**App and web page records:**
• • • • •

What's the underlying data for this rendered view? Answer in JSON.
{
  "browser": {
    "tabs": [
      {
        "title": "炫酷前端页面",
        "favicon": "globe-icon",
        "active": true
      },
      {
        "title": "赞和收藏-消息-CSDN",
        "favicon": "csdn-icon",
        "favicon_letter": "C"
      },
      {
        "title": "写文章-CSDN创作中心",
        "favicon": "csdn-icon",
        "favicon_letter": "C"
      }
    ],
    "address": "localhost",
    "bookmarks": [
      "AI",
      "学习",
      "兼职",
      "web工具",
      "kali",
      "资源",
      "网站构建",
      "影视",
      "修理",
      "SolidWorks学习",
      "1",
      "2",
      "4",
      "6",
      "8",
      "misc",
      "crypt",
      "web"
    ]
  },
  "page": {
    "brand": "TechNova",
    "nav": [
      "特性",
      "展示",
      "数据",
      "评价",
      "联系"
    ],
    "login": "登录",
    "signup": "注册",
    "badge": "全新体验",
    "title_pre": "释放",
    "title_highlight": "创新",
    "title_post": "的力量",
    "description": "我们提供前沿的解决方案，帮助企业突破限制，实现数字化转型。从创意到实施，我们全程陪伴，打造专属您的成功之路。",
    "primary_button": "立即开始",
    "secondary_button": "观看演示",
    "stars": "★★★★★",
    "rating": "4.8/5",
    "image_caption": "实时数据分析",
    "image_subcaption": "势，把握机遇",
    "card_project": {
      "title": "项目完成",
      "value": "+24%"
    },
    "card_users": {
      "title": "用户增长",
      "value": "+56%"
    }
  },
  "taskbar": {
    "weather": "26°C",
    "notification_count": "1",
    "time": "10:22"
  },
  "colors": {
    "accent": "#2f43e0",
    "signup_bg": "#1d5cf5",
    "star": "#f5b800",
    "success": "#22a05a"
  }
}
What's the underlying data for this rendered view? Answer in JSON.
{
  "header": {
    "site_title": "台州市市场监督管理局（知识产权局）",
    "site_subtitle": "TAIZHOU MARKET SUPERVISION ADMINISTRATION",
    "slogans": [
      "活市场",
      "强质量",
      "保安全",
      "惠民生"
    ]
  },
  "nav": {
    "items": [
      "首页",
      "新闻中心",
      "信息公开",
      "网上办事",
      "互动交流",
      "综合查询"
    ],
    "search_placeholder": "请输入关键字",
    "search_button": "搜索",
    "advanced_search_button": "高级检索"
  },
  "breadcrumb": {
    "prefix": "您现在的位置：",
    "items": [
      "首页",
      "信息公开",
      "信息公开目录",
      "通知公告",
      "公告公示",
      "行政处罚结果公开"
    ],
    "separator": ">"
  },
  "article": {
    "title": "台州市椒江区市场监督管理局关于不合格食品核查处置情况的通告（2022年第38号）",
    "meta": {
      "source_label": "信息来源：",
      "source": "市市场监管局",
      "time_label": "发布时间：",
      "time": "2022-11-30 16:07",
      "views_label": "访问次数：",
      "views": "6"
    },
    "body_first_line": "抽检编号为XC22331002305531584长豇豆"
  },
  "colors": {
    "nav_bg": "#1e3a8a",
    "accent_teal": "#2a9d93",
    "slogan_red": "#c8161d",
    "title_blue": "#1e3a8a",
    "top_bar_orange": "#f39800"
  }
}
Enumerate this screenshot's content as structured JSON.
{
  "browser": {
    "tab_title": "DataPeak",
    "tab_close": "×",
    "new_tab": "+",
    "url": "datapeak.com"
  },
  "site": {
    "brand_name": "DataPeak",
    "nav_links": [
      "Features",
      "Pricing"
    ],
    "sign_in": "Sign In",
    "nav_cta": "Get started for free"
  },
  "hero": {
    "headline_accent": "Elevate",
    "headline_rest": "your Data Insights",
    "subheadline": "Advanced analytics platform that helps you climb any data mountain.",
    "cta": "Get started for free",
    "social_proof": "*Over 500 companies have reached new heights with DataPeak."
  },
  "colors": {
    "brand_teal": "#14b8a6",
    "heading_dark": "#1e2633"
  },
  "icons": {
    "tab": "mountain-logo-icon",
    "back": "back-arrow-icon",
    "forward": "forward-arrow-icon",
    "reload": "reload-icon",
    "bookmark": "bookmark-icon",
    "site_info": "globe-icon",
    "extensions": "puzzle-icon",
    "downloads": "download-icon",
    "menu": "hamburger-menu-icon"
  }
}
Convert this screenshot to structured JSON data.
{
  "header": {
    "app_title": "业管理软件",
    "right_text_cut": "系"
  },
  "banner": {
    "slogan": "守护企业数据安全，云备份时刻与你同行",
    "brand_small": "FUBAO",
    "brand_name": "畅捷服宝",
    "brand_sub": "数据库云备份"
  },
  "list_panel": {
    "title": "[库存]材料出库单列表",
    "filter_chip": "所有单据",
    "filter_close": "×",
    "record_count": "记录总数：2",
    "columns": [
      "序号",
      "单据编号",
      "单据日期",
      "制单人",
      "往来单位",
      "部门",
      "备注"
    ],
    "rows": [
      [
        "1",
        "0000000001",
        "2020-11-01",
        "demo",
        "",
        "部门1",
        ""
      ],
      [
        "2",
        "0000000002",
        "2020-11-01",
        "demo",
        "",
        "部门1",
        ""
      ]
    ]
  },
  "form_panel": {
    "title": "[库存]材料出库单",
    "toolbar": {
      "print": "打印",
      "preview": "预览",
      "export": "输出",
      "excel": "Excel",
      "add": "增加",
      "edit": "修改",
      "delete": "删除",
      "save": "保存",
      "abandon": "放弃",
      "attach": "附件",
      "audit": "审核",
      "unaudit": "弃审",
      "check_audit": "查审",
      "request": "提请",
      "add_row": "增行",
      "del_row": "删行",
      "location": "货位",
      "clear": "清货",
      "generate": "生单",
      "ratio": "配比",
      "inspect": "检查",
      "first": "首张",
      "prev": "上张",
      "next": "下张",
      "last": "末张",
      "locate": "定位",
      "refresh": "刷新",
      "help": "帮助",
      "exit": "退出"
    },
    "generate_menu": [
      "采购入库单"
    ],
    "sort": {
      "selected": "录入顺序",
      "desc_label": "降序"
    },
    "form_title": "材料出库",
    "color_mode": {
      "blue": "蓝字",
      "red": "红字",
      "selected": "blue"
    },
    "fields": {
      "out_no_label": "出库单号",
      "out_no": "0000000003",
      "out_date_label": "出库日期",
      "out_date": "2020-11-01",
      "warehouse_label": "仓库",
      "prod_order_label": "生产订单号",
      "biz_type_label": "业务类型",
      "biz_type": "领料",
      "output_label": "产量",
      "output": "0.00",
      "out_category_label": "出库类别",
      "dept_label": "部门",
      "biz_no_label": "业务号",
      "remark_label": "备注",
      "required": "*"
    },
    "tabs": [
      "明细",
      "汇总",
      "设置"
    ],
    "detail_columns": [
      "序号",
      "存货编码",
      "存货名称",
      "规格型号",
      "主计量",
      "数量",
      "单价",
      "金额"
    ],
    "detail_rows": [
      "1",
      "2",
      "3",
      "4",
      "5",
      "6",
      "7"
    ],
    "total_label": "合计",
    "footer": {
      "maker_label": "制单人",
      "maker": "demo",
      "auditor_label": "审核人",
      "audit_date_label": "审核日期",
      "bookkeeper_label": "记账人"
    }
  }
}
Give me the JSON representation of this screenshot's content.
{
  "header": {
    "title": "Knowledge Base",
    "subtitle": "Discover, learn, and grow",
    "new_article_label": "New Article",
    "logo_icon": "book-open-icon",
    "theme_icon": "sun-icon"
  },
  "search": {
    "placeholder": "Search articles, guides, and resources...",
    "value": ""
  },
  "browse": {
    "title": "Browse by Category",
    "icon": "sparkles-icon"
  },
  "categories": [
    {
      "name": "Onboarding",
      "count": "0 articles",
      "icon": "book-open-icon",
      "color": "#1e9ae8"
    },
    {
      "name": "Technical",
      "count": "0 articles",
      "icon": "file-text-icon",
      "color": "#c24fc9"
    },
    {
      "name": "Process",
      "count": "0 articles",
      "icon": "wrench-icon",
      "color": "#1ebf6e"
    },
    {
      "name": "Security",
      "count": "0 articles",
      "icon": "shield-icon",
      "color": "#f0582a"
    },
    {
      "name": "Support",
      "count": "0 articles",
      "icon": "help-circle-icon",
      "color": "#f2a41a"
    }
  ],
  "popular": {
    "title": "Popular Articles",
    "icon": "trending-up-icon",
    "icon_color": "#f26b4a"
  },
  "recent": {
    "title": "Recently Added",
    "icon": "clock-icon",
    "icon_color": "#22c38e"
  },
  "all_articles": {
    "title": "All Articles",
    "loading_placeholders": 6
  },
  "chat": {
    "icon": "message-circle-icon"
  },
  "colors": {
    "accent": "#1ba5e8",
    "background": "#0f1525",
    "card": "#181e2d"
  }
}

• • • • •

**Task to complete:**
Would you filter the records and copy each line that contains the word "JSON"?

**Response below:**
What's the underlying data for this rendered view? Answer in JSON.
What's the underlying data for this rendered view? Answer in JSON.
Enumerate this screenshot's content as structured JSON.
Convert this screenshot to structured JSON data.
Give me the JSON representation of this screenshot's content.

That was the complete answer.